Asian Beauty Trends in Skin Care
Put Your Best Face Forward
Asian beauty care often seems to be ahead of Western care, built on taking time for the ritual of daily skin care and drawing on a treasure trove of affordable, diverse product offerings. The beauty care marketplace, particularly in South Korea, is one teeming with fresh, luxurious serums, masks, toners, cleansing waters, and so much more. They flaunt their inclusion of natural ingredients, from snail mucin and starfish extract to aloe extract and tea tree oil. Embracing this sheer array of offerings allows consumers to find products to benefit every skin type, and they often come at a price point well below that of their American counterparts. It’s no wonder #kbeauty is a popular hashtag.
Want to know how to take advantage of these trends? Stay fresh, focused, and find something new.
Customize Your Ritual
Often, at least in America, customers are given the hard sell on full brand loyalty regardless of their unique and personal skin care needs. This is by no means universal, but it can be demoralizing and lead to disappointment in your beauty regimen - whether you have Multiple Chemical Sensitivity (MCS) and are being pushed toward a harsh synthetic product, or only need a hydration cream but find a full cleansing set being rung up.

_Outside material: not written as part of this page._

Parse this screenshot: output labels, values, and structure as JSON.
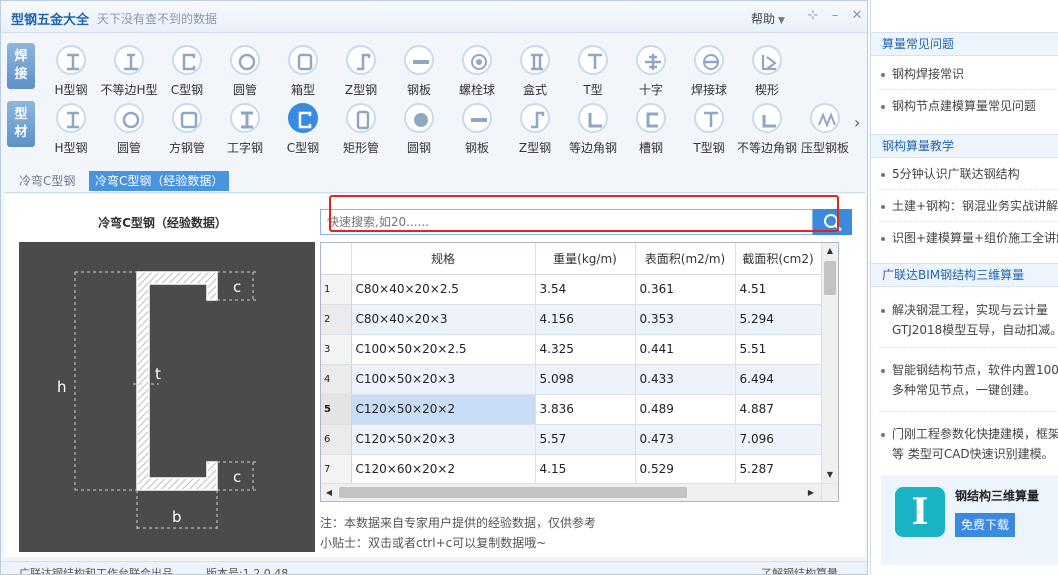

This sort of tactic doesn’t play overseas; customers mix and match product lines to achieve the best results. It’s refreshing common sense that one brand may excel at mud masks for your skin, while another brand offers the best cleansing water. Discover what works best for you from a robust beauty market - after all, you’ve lived with your skin all your life. You know what it needs. There should be only two guiding principles to your beauty ritual: treat yo’self and respect yo’self. (Both Tommy and Donna would totally agree.)
Embrace Weird Ingredients
No matter where you look when you first start exploring Asian beauty products, you’ll find yourself confronted with all the weird stuff that goes into them. Snail mucin! Donkey milk! Starfish extract! Crushed pearls! It’s a weird world when you chase beauty into the Asian market, and the Internet wants you to know it.
(Quick primer: Snail mucin may restore skin and supports cell regeneration. Donkey milk hydrates and is vitamin-rich. Starfish extract may replenish skin and even out complexion. Pearls may have antioxidant properties and help rebuild collagen.)
Just two things:
First, not all skin-care products from Korea, Japan, China, etc. contain such allegedly weird ingredients. (Check out 50 Shades of Snail’s word on the matter.) You’ll find as many or more beauty care items featuring honey or aloe or conventional vitamins or rose water - and many other ingredients the West considers “normal.”
Secondly, there’s nothing wrong or outlandish about using products incorporating such “weird” natural ingredients. After all, the majority of people don’t seem to mind putting ingredients made in a lab on their bodies - why balk at unusual organic extracts? (That have been proven safe for such use, of course.)
Mask It Up
You basically can’t take one step into the wide world of Asian beauty products without tripping over six different face masks. Masks are amazing, diverse little spa dates that you can go on at home - and not enough of us are using them. Seriously. You see so many people masking it up on television, but I hardly hear about any of my friends using them - and those few who do, don’t make a regular point of it. (This is one of the only acceptable examples where we should be more like TV.)
Any adherent to the K-beauty scene can suggest a dozen different masks to try out, from tissue masks saturated with regenerative serum to rice masks that brighten your complexion to exfoliating clay masks. (And bubble masks, overnight masks, tightening masks, modeling masks - exploring the world of face masks can definitely trigger a “gotta catch ‘em all!” moment.)
Beyond being a fun way to try new beauty products and pamper yourself, regular use of face masks can bring a new dimension of mindfulness to your skin-care routine. Use the mask application as a moment to reflect and meditate, taking a step back from your busy daily grind. For the ultimate in relaxation, pair this with our Tips for a Achieving A Clutter Free Mind.
There’s also an intense interest in incorporating the purest water available - into one’s body, simply by drinking, and also into a variety of beauty products. We’re talking H₂O from sources like Alaskan glaciers, Polynesian lagoons, and the deep sea.
Also, I can’t help sneaking in my favorite beauty tip: hydrate. Are you drinking water right now? Get some. Drinking enough water is one of the best things you can do for your body.
This is just dipping a toe into the realm of Asian skin-care trends, and there’s so much more out there to discover. Just remember: try fresh products, focus on finding what works for you, and you’ll always put your best face forward.
What favorite skin-care products or routines have you incorporated from the Asian beauty care scene?